Notes from the first Tory leadership hustings
It is one of those gigs that is the hearing equivalent of an optician asking you read that pesky last line of tiny letters when you are having your eyes tested.
The Tory leadership hustings hosted by the One Nation Caucus of Conservative MPs began with reporters, me included, starting to loiter outside.
Between us and the action inside, there were two heavy wooden doors and a pretty thick wall - and some parliamentary security staff not particularly keen on us leaning too obviously against either the doors or the wall.
A rather forthright conversation then began between us lot in the press pack and Conservative Party officials about why we weren't allowed in - given those in the room were discussing who should be our prime minister by the end of next month.
The argument from the journalists was our audiences should be fully informed about what is going on, even if the vast majority, those who are not Conservative Party members, will have no direct say in who becomes our country's next leader.
The argument from the Conservative MP Nicky Morgan, one of the organisers, was "this was a job interview, and most job interviews are not conducted in public".
She also made the point that we would see plenty of the candidates in public in the coming weeks.
First up was Home Secretary Sajid Javid. He had an organised briefing operation, with one of his team talking us through the key points their man was making in the room.
"You don't beat the Brexit Party by becoming the Brexit Party," was one of the quotes. There were about 80 people in the room to listen.
Next up it was Rory Stewart, new to the cabinet, but commanding a lot of attention, if not vast amounts of support from his colleagues in the early stages of this race.
No member of his team was there to talk to us, and he didn't want to talk to us afterwards either.
But, we were told, he emphasised again the importance to him of ruling out a no-deal Brexit.
The One Nation Caucus is, very broadly, those on the left of the parliamentary party and those who are pro-European.
Banging of the walls
So the arrival down the corridor of Brexiteers John Redwood and Jacob Rees Mogg suggested only one thing: it was time for former cabinet ministers Boris Johnson and Andrea Leadsom.
All Conservative MPs were allowed to attend these hustings.
Mr Johnson was welcomed with banging of the walls - a bizarre Westminster ritual which translates as enthusiasm, rather than an attempt to escape.
It just so happened that while the former Foreign Secretary was speaking, someone inside the room kept their foot in the door and so we reporters had a far better chance of hearing what he was saying than we did with the others.
His team were also very efficient in filling us in too.
"We must get ready, eventually but not immediately, to beat Jeremy Corbyn and put Farage back in his box. We are facing an existential crisis and will not be forgiven if we do not deliver Brexit on 31 October," he told his colleagues.

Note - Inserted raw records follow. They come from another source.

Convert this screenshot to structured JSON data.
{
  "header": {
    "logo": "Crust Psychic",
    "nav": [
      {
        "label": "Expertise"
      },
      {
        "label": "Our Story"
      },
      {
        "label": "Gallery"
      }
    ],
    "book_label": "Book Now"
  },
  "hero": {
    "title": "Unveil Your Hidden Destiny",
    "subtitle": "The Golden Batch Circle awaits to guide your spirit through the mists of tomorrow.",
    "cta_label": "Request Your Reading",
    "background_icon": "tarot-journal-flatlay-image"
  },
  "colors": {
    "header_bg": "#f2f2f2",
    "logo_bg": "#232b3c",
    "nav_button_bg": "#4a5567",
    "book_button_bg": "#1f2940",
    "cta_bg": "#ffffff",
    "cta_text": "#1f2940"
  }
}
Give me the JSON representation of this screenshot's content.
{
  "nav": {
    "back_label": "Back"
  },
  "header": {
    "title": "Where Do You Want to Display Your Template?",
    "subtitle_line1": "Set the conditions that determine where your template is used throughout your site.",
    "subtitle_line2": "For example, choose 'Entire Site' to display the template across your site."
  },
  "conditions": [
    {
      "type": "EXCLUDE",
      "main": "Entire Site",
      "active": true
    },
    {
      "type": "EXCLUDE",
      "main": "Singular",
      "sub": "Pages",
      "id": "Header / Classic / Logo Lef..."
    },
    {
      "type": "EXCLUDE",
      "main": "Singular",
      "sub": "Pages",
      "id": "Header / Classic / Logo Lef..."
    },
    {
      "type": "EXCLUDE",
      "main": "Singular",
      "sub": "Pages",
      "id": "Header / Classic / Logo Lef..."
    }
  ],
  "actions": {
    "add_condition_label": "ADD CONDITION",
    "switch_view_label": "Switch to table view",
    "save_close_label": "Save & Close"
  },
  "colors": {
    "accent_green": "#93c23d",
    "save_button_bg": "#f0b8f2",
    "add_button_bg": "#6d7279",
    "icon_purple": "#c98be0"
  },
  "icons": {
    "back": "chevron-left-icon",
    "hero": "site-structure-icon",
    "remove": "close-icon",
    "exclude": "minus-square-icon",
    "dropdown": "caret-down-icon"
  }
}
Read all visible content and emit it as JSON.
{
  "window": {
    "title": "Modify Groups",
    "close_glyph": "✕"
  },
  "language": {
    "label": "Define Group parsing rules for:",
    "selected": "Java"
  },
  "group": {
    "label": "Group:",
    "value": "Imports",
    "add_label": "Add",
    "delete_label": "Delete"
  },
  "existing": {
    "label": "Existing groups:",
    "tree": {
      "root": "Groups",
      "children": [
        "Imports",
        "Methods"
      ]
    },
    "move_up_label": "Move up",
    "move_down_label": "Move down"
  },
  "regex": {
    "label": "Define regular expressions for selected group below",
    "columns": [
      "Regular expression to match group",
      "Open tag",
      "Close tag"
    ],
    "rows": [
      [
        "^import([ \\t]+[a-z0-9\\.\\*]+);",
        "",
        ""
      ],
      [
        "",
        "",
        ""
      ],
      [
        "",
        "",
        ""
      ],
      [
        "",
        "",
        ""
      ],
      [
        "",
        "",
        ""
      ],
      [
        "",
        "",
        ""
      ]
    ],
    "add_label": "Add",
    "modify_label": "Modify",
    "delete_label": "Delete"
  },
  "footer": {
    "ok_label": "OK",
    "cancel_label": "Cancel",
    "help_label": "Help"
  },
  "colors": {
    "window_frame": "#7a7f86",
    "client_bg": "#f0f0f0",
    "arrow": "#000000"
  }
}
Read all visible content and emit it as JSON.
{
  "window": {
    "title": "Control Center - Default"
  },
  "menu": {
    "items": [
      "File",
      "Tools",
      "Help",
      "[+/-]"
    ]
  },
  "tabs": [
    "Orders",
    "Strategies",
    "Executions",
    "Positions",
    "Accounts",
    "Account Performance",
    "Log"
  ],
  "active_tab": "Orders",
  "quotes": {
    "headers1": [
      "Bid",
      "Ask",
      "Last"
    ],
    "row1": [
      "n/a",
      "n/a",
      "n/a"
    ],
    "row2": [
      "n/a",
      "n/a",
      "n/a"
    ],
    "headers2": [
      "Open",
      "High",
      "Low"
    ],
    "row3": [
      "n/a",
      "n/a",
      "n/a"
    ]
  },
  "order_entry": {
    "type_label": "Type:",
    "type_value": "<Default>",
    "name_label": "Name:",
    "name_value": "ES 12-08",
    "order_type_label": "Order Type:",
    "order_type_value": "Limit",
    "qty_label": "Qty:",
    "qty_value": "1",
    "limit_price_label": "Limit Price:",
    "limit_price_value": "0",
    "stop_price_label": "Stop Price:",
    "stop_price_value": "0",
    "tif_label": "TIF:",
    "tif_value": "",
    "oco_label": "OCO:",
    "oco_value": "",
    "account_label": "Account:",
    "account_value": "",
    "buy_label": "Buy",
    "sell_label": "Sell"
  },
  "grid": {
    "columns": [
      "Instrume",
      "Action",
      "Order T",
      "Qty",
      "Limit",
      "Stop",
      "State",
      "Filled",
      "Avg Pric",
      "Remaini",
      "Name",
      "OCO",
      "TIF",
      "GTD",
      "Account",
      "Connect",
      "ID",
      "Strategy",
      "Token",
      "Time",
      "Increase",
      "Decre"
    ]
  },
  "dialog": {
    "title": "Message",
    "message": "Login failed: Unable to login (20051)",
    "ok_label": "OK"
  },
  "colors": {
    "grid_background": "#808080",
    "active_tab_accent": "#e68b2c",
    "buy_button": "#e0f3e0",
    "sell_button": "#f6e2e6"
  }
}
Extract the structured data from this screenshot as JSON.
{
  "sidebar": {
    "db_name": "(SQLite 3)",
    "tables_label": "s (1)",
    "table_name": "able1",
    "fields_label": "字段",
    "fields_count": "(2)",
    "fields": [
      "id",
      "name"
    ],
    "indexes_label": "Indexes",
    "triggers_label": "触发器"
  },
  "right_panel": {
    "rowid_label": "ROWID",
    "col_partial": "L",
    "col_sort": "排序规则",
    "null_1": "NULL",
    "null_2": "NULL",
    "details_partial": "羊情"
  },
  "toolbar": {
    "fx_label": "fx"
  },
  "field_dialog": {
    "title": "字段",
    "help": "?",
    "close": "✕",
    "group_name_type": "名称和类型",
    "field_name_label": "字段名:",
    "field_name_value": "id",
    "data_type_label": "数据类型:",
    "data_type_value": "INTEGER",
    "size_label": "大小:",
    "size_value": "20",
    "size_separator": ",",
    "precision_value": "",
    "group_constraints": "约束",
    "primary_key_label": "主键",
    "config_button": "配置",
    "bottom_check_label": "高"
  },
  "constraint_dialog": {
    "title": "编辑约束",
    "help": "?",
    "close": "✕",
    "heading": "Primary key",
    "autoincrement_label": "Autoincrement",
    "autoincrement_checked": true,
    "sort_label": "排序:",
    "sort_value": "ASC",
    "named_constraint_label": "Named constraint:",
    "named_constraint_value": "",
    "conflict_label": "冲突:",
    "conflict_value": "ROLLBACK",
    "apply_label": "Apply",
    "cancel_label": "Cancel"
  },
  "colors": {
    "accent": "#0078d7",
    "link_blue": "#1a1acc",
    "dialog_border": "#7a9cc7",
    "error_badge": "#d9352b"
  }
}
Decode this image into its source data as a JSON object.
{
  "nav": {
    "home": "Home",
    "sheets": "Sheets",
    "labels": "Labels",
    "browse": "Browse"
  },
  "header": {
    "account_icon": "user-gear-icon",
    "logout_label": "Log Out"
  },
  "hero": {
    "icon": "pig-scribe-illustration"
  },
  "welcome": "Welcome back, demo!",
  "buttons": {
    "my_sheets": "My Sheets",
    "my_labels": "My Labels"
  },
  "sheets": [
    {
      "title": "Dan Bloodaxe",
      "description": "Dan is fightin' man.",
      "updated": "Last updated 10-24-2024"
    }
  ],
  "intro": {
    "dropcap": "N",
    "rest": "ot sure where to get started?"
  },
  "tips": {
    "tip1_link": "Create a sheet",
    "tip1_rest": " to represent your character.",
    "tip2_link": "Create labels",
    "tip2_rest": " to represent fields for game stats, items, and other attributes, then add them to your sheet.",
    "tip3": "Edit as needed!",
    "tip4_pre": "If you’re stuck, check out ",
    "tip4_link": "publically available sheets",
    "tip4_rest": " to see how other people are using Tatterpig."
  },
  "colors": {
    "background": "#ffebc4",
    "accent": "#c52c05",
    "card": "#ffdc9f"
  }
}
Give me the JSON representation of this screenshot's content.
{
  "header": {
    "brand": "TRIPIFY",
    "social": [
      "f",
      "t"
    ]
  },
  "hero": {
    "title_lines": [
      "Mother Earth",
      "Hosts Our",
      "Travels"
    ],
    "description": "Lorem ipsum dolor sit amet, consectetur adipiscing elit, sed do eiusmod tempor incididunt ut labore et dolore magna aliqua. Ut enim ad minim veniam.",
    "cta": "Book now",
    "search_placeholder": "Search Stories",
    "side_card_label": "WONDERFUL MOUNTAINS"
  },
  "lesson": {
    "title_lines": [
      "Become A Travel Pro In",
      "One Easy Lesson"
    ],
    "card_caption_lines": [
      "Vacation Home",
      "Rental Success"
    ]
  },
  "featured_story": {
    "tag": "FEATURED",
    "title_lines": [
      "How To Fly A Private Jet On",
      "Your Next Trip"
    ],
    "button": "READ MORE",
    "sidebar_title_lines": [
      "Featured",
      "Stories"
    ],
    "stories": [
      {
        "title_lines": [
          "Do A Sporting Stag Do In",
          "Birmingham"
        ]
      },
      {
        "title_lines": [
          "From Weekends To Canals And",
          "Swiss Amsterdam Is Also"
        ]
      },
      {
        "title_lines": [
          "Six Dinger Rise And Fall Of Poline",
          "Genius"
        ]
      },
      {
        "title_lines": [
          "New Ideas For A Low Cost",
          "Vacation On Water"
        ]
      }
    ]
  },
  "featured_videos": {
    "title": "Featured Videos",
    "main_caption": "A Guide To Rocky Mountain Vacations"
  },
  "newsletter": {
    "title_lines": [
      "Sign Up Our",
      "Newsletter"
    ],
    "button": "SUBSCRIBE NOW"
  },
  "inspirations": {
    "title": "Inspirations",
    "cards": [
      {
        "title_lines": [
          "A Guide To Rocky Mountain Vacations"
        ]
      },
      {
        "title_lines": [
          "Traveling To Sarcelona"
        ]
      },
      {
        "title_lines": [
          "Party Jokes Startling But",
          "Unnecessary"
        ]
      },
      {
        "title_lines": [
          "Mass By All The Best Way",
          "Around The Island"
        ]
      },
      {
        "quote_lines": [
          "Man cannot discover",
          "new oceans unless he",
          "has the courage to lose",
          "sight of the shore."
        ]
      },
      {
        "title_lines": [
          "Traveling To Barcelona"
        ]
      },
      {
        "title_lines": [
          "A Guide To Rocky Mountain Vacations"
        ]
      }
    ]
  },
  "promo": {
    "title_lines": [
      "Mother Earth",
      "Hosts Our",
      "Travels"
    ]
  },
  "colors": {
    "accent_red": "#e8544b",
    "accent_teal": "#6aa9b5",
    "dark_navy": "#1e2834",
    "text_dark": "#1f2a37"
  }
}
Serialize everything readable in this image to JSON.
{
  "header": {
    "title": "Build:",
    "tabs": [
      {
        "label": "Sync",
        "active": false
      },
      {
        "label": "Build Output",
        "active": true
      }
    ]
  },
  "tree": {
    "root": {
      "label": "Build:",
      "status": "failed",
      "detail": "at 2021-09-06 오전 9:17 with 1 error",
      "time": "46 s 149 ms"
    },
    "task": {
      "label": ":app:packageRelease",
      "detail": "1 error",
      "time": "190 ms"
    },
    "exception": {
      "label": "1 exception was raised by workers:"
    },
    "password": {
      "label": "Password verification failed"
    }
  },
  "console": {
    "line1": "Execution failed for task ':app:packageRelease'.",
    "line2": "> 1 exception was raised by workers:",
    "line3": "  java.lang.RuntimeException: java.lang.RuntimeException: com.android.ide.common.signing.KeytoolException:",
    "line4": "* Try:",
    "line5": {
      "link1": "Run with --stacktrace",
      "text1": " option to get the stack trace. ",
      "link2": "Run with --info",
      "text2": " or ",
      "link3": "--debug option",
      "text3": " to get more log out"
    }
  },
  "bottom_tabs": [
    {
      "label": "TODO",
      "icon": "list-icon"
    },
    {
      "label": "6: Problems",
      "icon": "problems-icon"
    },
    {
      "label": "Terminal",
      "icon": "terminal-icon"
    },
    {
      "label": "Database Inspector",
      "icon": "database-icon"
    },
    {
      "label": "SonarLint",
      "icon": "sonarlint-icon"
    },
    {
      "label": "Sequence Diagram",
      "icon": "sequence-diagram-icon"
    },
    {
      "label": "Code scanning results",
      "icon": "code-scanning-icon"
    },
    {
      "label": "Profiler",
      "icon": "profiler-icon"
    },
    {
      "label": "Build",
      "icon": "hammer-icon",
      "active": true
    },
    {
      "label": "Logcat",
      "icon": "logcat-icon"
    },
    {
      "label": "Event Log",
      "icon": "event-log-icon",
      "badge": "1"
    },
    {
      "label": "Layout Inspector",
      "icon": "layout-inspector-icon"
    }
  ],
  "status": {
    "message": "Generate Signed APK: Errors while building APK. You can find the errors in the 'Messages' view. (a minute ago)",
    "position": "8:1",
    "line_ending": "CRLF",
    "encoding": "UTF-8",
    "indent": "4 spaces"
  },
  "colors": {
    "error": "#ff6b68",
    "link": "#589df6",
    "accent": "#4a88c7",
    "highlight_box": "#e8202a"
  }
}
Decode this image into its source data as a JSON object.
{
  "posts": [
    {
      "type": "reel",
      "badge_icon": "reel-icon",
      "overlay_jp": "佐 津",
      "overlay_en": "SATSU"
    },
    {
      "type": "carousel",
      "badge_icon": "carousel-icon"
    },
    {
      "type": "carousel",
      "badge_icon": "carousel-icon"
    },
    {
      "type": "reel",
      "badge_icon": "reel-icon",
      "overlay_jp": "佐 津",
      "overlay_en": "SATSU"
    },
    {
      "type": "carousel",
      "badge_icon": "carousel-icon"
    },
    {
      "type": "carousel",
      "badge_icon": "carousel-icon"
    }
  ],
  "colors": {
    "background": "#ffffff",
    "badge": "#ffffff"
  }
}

Not everyone was onside, mind.
The Tory MP James Duddridge left, telling us that while listening to Boris Johnson, the veteran Conservative Sir Nicholas Soames "has his head in his hands like all his family has died." And Ken Clarke, Mr Duddridge reported, sat "with his arms folded."
'An election winner'
But as soon as Mr Johnson had finished, the former Defence Secretary Gavin Williamson was puppyish in his enthusiasm for Mr Johnson.
"The only one who can put the Brexit Party back in its box...he is the one who can save the party...the audience recognised you had an election winner," he claimed.
Plenty left when Boris Johnson was finished. MPs were red-faced and sweating, and complaining about how hot the packed room was.
But there was still one more wannabe: Andrea Leadsom, the former Leader of the Commons, turned up for her slot at half past eight.
There were still about 40 MPs there to listen.
No briefing from her or her team for us, but we were told afterwards she had talked again about a "managed exit" at the end of October and a series of "mini deals" with the European Union.
Asked afterwards which candidate offered the most unicorns - ideas that were seen to be undeliverable - Nicky Morgan said that was our word, not hers, but Mrs Leadsom probably had the hardest task winning people over in the room.
At the end, one MP wandered up to me and said: "if only we had someone who combined the brains of Rory, the feelgood factor of Boris and the attention to detail of some of the others. The thing is, we don't."
There are more hustings, plenty more hustings to come. We will have a new prime minister in seven weeks' time.